  • G.R. No. L-43212 July 27, 1977 - ANTONIO PEPITO, ET AL. v. WORKMEN’S COMPENSATION COMMISSION, ET AL.

  • A.M. No. 61-MJ July 28, 1977 - DOMINADOR TARECTECAN v. PEDRO T. CRISTOBAL

  • G.R. No. L-27481 July 28, 1977 - PEOPLE OF THE PHIL. v. ALFONSO OÑATE

  • G.R. No. L-28351 July 28, 1977 - UNIVERSAL MILLS CORPORATION v. UNIVERSAL TEXTILE MILLS, INC.

  • G.R. No. L-45324 July 28, 1977 - ANGLO-EASTERN SHIPPING CO. LTD., ET AL. v. NATIONAL SEAMEN BOARD, ET AL.

  • A.M. No. 23-MJ July 29, 1977 - LORENZO FORMOSO, JR. v. FRANCISCO ANTE

  • A.M. No. P-226 July 29, 1977 - CESAR M. SOTERO v. GREGORIO BAUTISTA

  • A.M. No. P-232 July 29, 1977 - MATEA EVA v. FLORENTINO R. CALAYAG

  • A.M. No. P-236 July 29, 1977 - EDUARDO G. BAUTISTA v. AVELINO JOAQUIN, JR.

  • A.C. No. 284 July 29, 1977 - HECTOR FULE, ET AL. v. SOLON F. CORDERO

  • A.M. No. 782-MJ July 29, 1977 - JUAN OYAO v. PRISCO PABATAO

  • A.M. No. 981-CFI July 29, 1977 - GIL GEÑORGA v. PEDRO C. QUITAIN

  • A.C. No. 1382 July 29, 1977 - AMANDO G. LAZARO v. JUANITO SAGUN

  • A.C. No. 1656 July 29, 1977 - DOMINADOR N. CALAMBA II v. MARTIN V. DELGRA, JR.

  • G.R. No. L-22748 July 29, 1977 - GREGORIO CO, ET AL. v. DEPORTATION BOARD

  • G.R. No. L-25501 & L-25507 July 29, 1977 - COMMISSIONER OF INTERNAL REVENUE v. PHIL. POWER AND DEVELOPMENT CO., INC.

  • G.R. No. L-27283 July 29, 1977 - SOLEDAD F. BENGSON v. MARIANO M. CHAN, ET AL.

  • G.R. No. L-31934 July 29, 1977 - RAMON LANZAR v. DIRECTOR OF LANDS, ET AL.
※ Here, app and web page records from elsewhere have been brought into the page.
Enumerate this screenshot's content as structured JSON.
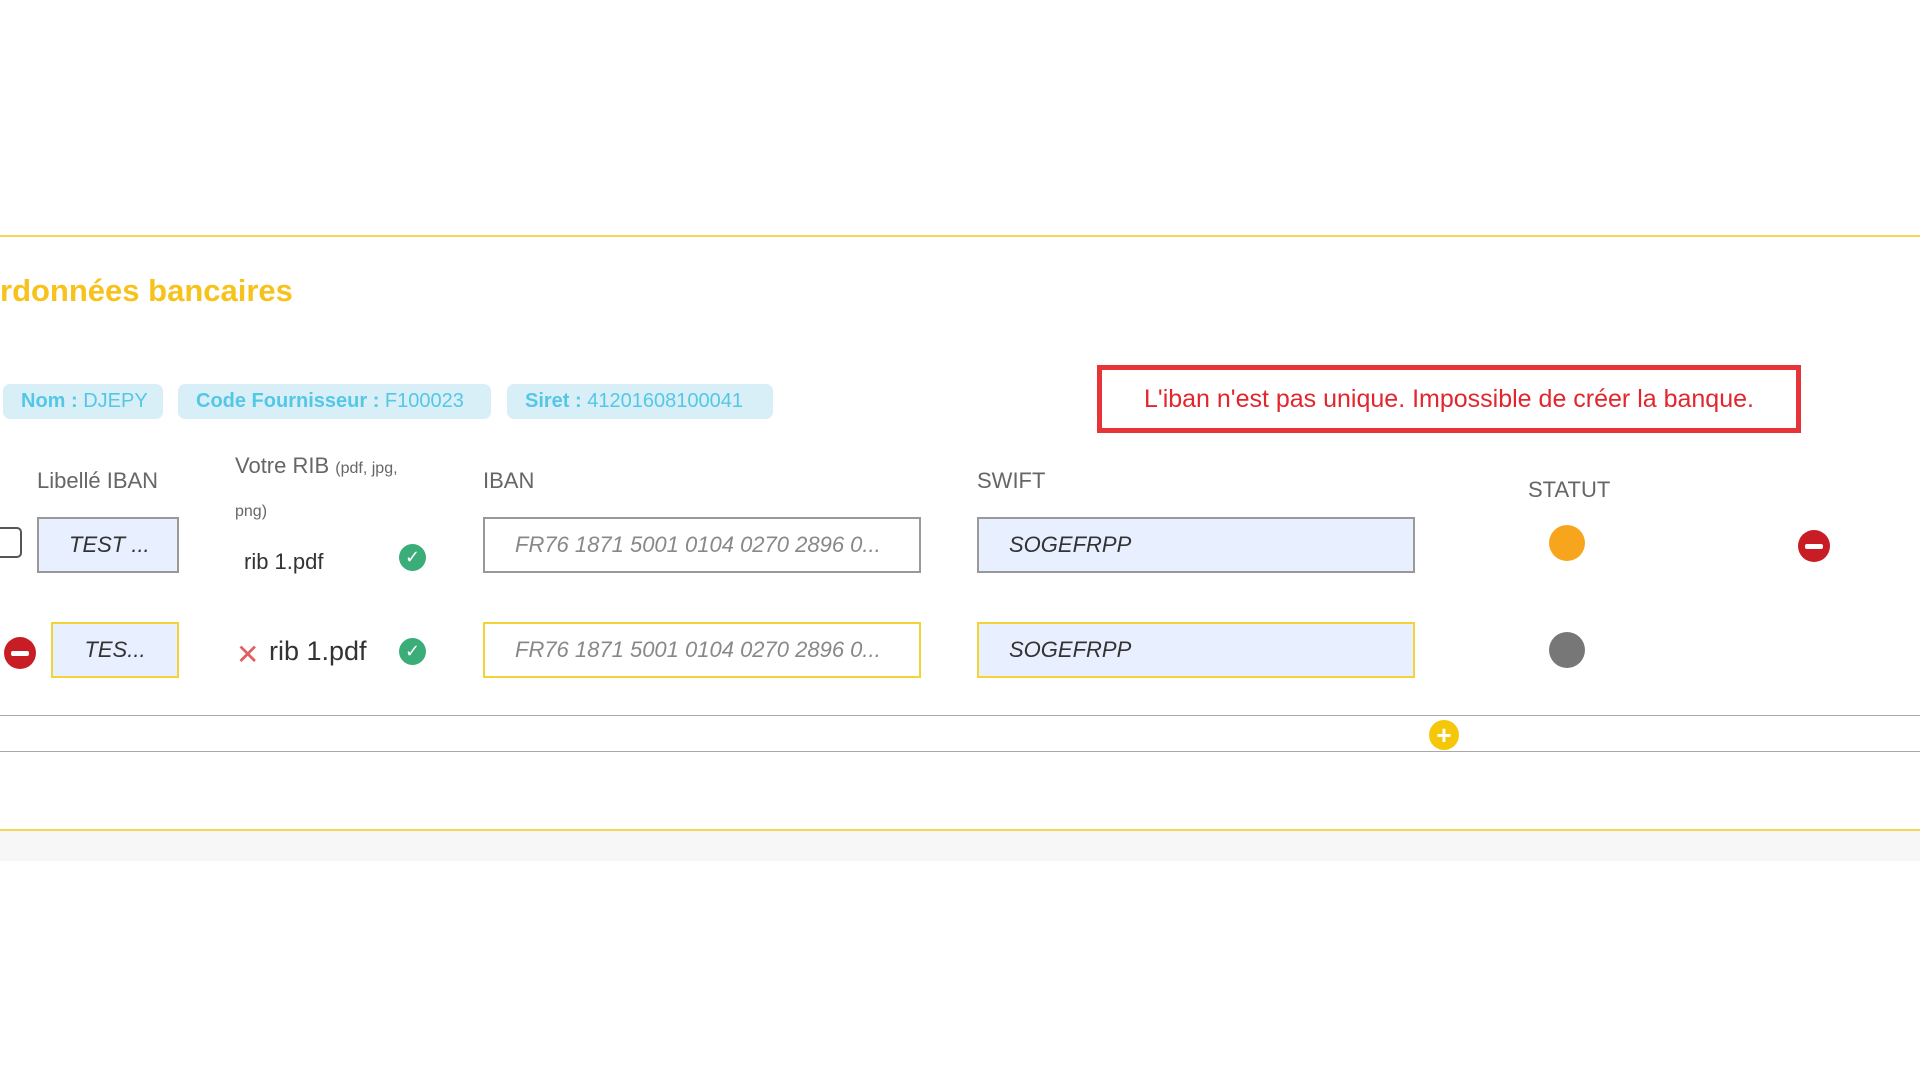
{
  "section": {
    "title": "rdonnées bancaires"
  },
  "supplier": {
    "nom_label": "Nom :",
    "nom_value": "DJEPY",
    "code_label": "Code Fournisseur :",
    "code_value": "F100023",
    "siret_label": "Siret :",
    "siret_value": "41201608100041"
  },
  "error": {
    "message": "L'iban n'est pas unique. Impossible de créer la banque."
  },
  "columns": {
    "libelle": "Libellé IBAN",
    "rib": "Votre RIB",
    "rib_formats": "(pdf, jpg, png)",
    "iban": "IBAN",
    "swift": "SWIFT",
    "statut": "STATUT"
  },
  "rows": [
    {
      "libelle": "TEST ...",
      "rib_file": "rib 1.pdf",
      "iban": "FR76 1871 5001 0104 0270 2896 0...",
      "swift": "SOGEFRPP",
      "status_color": "#f8a51e"
    },
    {
      "libelle": "TES...",
      "rib_file": "rib 1.pdf",
      "iban": "FR76 1871 5001 0104 0270 2896 0...",
      "swift": "SOGEFRPP",
      "status_color": "#777777"
    }
  ],
  "icons": {
    "check": "✓",
    "remove_file": "✕",
    "add": "+"
  },
  "colors": {
    "accent": "#f7c21c",
    "error": "#e1262d",
    "badge_text": "#55c7e6",
    "valid": "#3aad78",
    "remove": "#c81d24"
  }
}
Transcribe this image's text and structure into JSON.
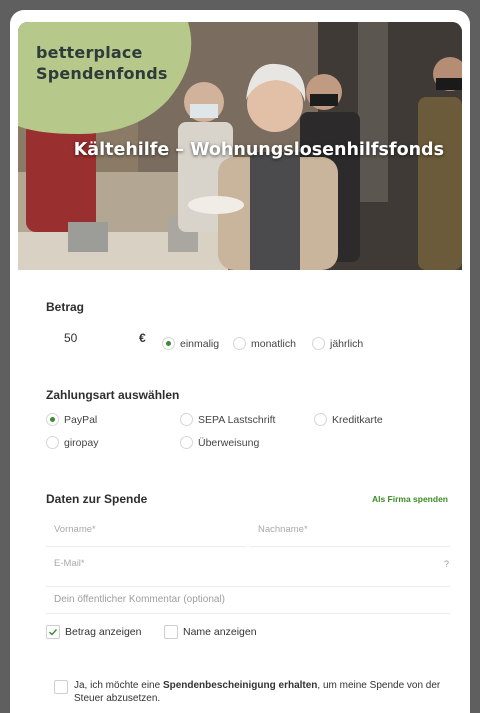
{
  "hero": {
    "brand_line1": "betterplace",
    "brand_line2": "Spendenfonds",
    "title": "Kältehilfe – Wohnungslosenhilfsfonds"
  },
  "amount": {
    "label": "Betrag",
    "value": "50",
    "currency": "€",
    "frequency": [
      {
        "label": "einmalig",
        "selected": true
      },
      {
        "label": "monatlich",
        "selected": false
      },
      {
        "label": "jährlich",
        "selected": false
      }
    ]
  },
  "payment": {
    "label": "Zahlungsart auswählen",
    "options": [
      {
        "label": "PayPal",
        "selected": true
      },
      {
        "label": "SEPA Lastschrift",
        "selected": false
      },
      {
        "label": "Kreditkarte",
        "selected": false
      },
      {
        "label": "giropay",
        "selected": false
      },
      {
        "label": "Überweisung",
        "selected": false
      }
    ]
  },
  "donation": {
    "label": "Daten zur Spende",
    "company_link": "Als Firma spenden",
    "firstname_placeholder": "Vorname*",
    "lastname_placeholder": "Nachname*",
    "email_placeholder": "E-Mail*",
    "email_help": "?",
    "comment_placeholder": "Dein öffentlicher Kommentar (optional)",
    "show_amount": {
      "label": "Betrag anzeigen",
      "checked": true
    },
    "show_name": {
      "label": "Name anzeigen",
      "checked": false
    },
    "receipt_pre": "Ja, ich möchte eine ",
    "receipt_bold": "Spendenbescheinigung erhalten",
    "receipt_post": ", um meine Spende von der Steuer abzusetzen."
  },
  "colors": {
    "accent_green": "#3a8f2d",
    "brand_blob": "#b6c98a"
  }
}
  • G.R. No. L-34923 July 29, 1977 - CONCEPCION CHAVEZ, ET AL. v. GABRIEL V. VALERO, ET AL.

  • G.R. No. L-41312 July 29, 1977 - PEOPLE OF THE PHIL. v. VICENTE C. VILLAMALA, ET AL.

  • G.R. No. L-42184 July 29, 1977 - TRANS-PHILIPPINES, INC. v. COURT OF APPEALS, ET AL.

  • G.R. No. L-42270 July 29, 1977 - ROWELL LABOR UNION-TRADE UNIONS OF THE PHILS., ET AL. v. BLAS F. OPLE, ET AL.

  • G.R. No. L-43203 July 29, 1977 - JOSE C. CRISTOBAL v. ALEJANDRO MELCHOR, ET AL.

  • G.R. No. L-43638 July 29, 1977 - CARLOS ESPINO v. WORKMEN’S COMPENSATION COMMISSION, ET AL.

  • G.R. No. L-43800 July 29, 1977 - LEONILA LAUREL ALMEDA, ET AL. v. COURT OF APPEALS, ET AL.

  • G.R. No. L-46537 July 29, 1977 - JOSE GUBALLA v. EDUARDO P. CAGUIOA, ET AL.